Some of you may also already know that he was my cousin. His father, Roman, was my great-grandmother Elzbieta’s (and namesake’s) cousin. This makes us second cousins twice removed; “cousin” or “Uncle Henryk” for short.
I only discovered this a few years ago, in the summer of 2007. Mom and I were browsing the CDs in Barnes and Noble when she found his tab. “Górecki… I think we’re related.” “What!?” “Yeah, your great-grandmother was a Górecki before she got married.” We (mostly she) did some research, attempting with varying degrees of success to reconstruct the family tree back into Poland.
Meanwhile, I was flatly embarrassed I had never heard any of his music. On the recommendation of one of my best and most knowledgeable friends, I picked up the CDs of his 3rd Symphony and 3rd String Quartet. I listened to the Quartet first. I decided to contact him.
Whether any of my letters ever got through, I’ll never know. I never got a response. I went through three different contacts at Boosey and Hawkes. I even attempted contacting the Kronos Quartet – whose publicist actually responded to me with a fourth contact, for which I am to this day grateful.

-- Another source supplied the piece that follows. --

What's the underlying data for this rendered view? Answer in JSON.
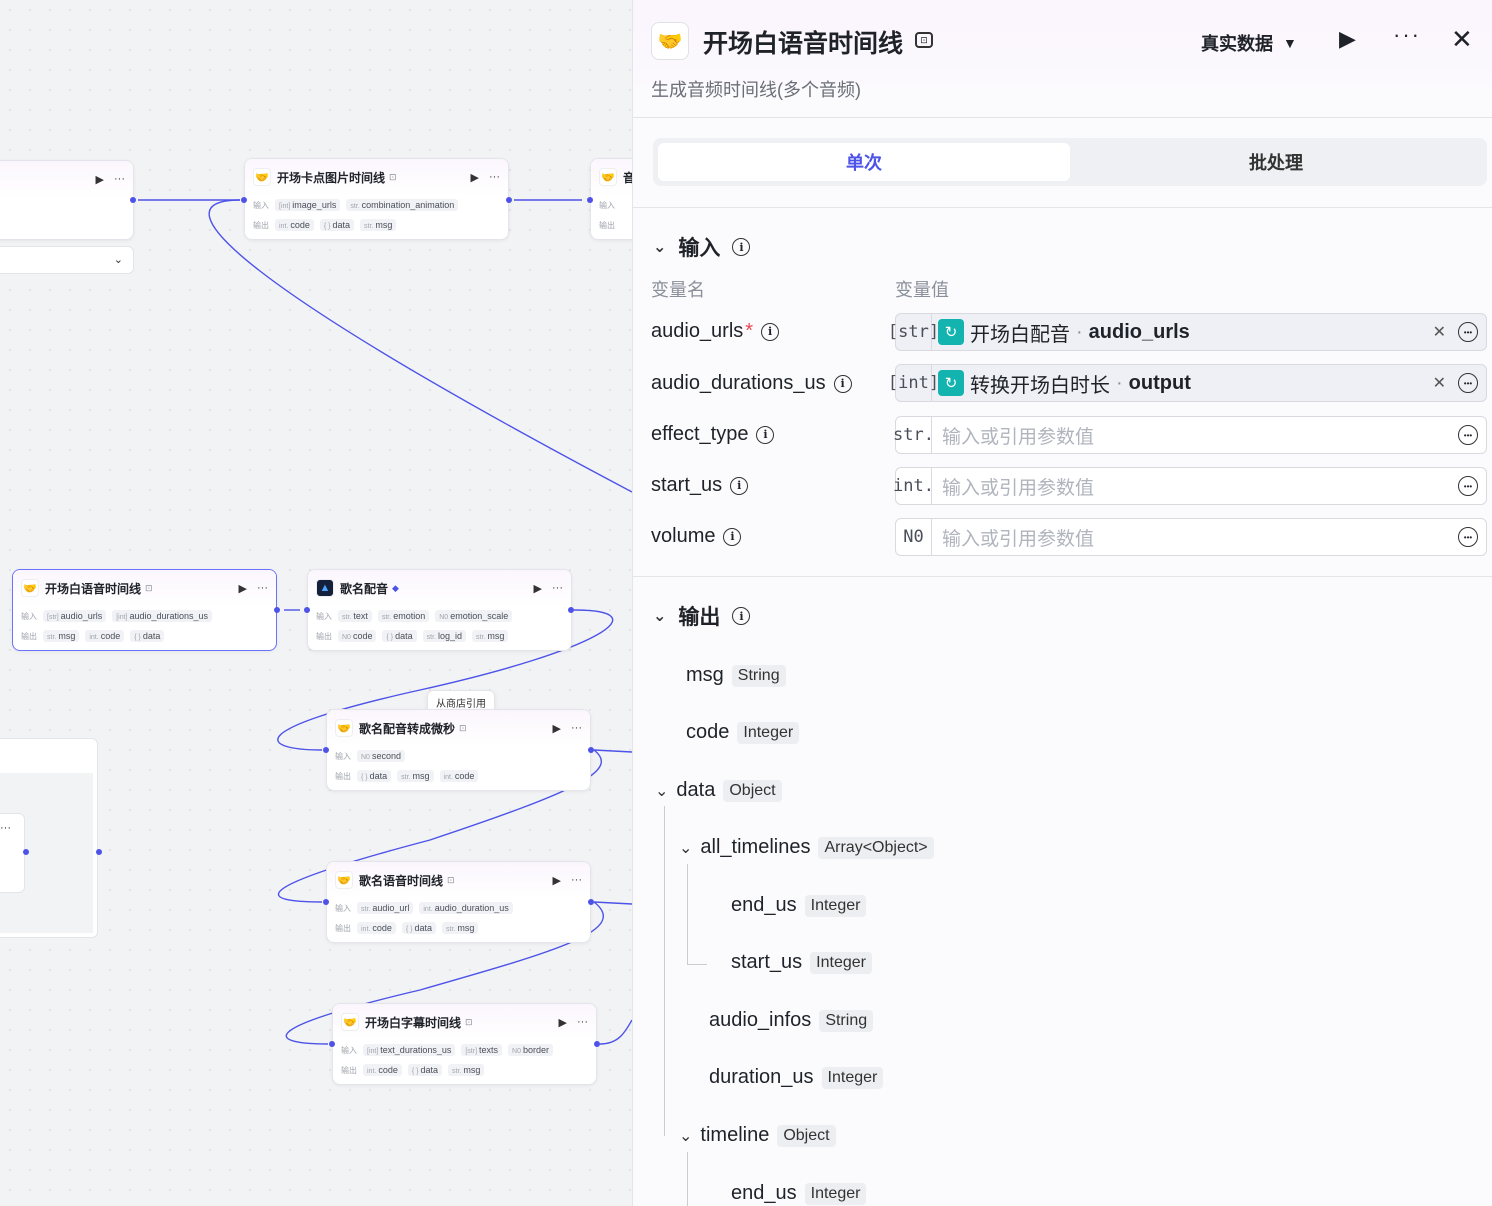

I could go on about the family resemblance between him and my mom; about the research and presentation I did on the 3rd Symphony; about the many new friends I’ve made in appreciation of this great and humble man, some of whom I’ve never met; about how his Amen for choir is one of my favorite pieces.
But what I’d really like to say is, although I’ve never spoken to him, and although I don’t know that he was aware of my existence, I will miss him. Announcing our relation was a great party trick and got lots of attention, but more than that, I felt some kind of a connection, a humble pride. I looked up to him. He and his music were the validation of beautiful simplicity. And knowing he was there, across the ocean, gave me the strength to do the same.
May you rest in peace, and may perpetual light shine upon you. You will be sorely missed, Uncle Henryk.